On a March night earlier in the year, Mohammad Ehtesham left Disco Bakery area in Karachi’s Gulshan-e-Iqbal neighbourhood for home on a motorcycle. When he reached near Rab Medical Hospital, a single bullet hit him from close range in the chest and he died before he could be shifted to a hospital.
His cousin Shahid, who is pursuing the case, tells the Herald that the police have made no progress in the investigation even though more than two months have passed to the incident. Shahid says Ehtesham neither had any political affiliation nor enmity with anyone but the manner in which he was killed with a single bullet shows he was targeted. Hundreds of cases of “target killing” – a term used by the media to describe murders largely of political activists and sometimes of professionals such as doctors and lawyers – are awaiting trial mostly because the police have either failed to complete the investigations or have left too many flaws to allow an effective trial to take place.
Documents the Herald has collected about such cases from different courts of Karachi as well as background interviews with legal experts reveal most of these flaws have resulted from official carelessness, inefficiency and incapacity. In fact, says former Sindh High Court judge Mehmood Alam Rizvi, in targeted killing cases police are leaving such procedural and legal lacunae that they normally do not leave in routine murder cases. It seems the police are only concentrating on showing increased arrests of suspected target killers to enable the government functionaries to claim that they are taking the problem seriously, he says.
Case records show the investigation and prosecution heavily depends on confessional statements of suspects. But in most cases such confessional statements are recorded by the police themselves rather than by a judicial magistrate, which makes them inadmissible in the court of law. This is what happened in the case of Shariq Nafees, Imran Ali and Atif. They were arrested by the Shahrae Faisal Police Station in August 2010 on the charges of possessing illegal weapons. But on the basis of their confessions, which the police claim to have extracted from them at different police stations of Karachi, the three were booked in 17 cases of targeted killing. Not in a single case, however, were they produced before a judicial magistrate to record their confessions. The court has, unsurprisingly, granted the three men bail in all but two cases of target killing.

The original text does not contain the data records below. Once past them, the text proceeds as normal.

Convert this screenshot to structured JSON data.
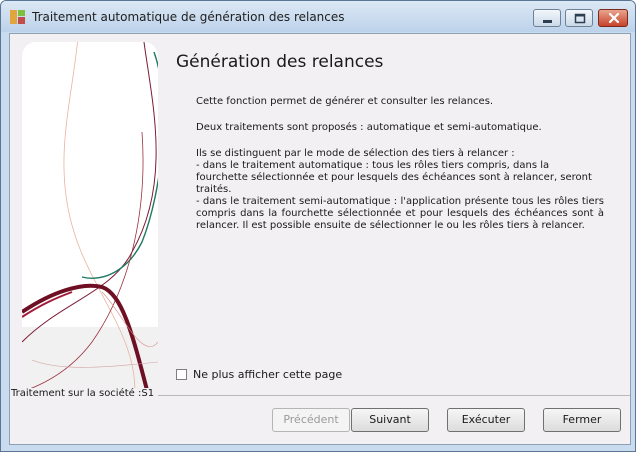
{
  "window": {
    "title": "Traitement automatique de génération des relances"
  },
  "page": {
    "heading": "Génération des relances",
    "intro": "Cette fonction permet de générer et consulter les relances.",
    "modes": "Deux traitements sont proposés : automatique et semi-automatique.",
    "distinction_lines": [
      "Ils se distinguent par le mode de sélection des tiers à relancer :",
      "- dans le traitement automatique : tous les rôles tiers compris, dans la fourchette sélectionnée et pour lesquels des échéances sont à relancer, seront traités.",
      "- dans le traitement semi-automatique : l'application présente tous les rôles tiers compris dans la fourchette sélectionnée et pour lesquels des échéances sont à relancer. Il est possible ensuite de sélectionner le ou les rôles tiers à relancer."
    ],
    "checkbox_label": "Ne plus afficher cette page",
    "checkbox_checked": false,
    "company_label": "Traitement sur la société :S1"
  },
  "buttons": {
    "previous": "Précédent",
    "previous_enabled": false,
    "next": "Suivant",
    "execute": "Exécuter",
    "close": "Fermer"
  },
  "colors": {
    "accent_teal": "#1e7a62",
    "accent_wine": "#6e0f24"
  }
}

The police should know better. The law of evidence “clearly mentions that confession of suspects in presence of police is not admissible and there are several judgments of the Supreme Court, which have set aside convictions by lower courts on the ground that the confession was recorded in the presence of police,” Rizvi points out.
That many suspected target killers have been able to get bail during their trials also means that the police cases against them are far from being sound. “Trial courts are usually very cautious before granting bails in murder cases. The grant of bail indicates that the prosecution case is suffering from serious flaws,” says Karachi-based senior lawyer Tariq Hamza, who is fighting cases of a number of murder suspects.
One such flaw is the inability of the police to collect factual evidence about a crime. There is little – if any – forensic investigation carried out (see Tips Versus Evidence on page 30). But Hamza says part of this failure can be compensated through strong circumstantial or corroborative evidence. In most of the targeted killing cases, however, the police come up with very weak circumstantial and corroborative evidence. Documents show, for instance, that the police fail to recover weapons used in the crime in a large number of cases even though they do recover spent bullet casings from the crime scenes. In cases where they recover the weapons, they never send them to government laboratories to establish that the bullet casings found at the crime scenes were fired from them. “The police deem it sufficient to superficially match spent bullet casings with the weapon they recover from a suspect,” Hamza says. That this turns out to be far from sufficient in a court of law does not seem to bother them much.
The Herald’s study of the case files shows that in most incidents of targeted killing the complainants have neither nominated anyone as accused in the First Information Report nor given a motive for the murder. Such cases in legal jargon are called “blind cases”. Rizvi says the post-arrest identification of the suspects by eyewitnesses constitutes an important piece of evidence in blind cases. “This makes it an imperative that the process of identification is completed in accordance with procedures laid down in the law,” he says. But the documents show that in most blind cases of targeted killing the police have not held an identification parade of the suspects at all. In cases where they have done so, the parade was held 10-15 days after the suspects were arrested — a delay not permitted under the law.
Another flaw that investigation and prosecution of targeted killing cases suffer from is the quality of witnesses. In many cases, the courts found out that the witnesses themselves were absconding from law in some other case, claims Hamza. According to him, the law-enforcement agencies have learnt no lessons from their failure to effectively prosecute thousands of political activists and ordinary citizens arrested in the troubled 1990s under charges which include targeted killing. “The police failed to establish their guilt before courts either because evidence was lacking or it was defective,” Hamza points out.
Iftikhar Tarar, the Karachi deputy inspector-general investigation, however, does not believe that the police commit mistakes in investigation and prosecution of targeted killings. “We have zero tolerance for negligence in the investigation of such cases” he tells the Herald. “There can be lack of training but there is no lack of will,” he says.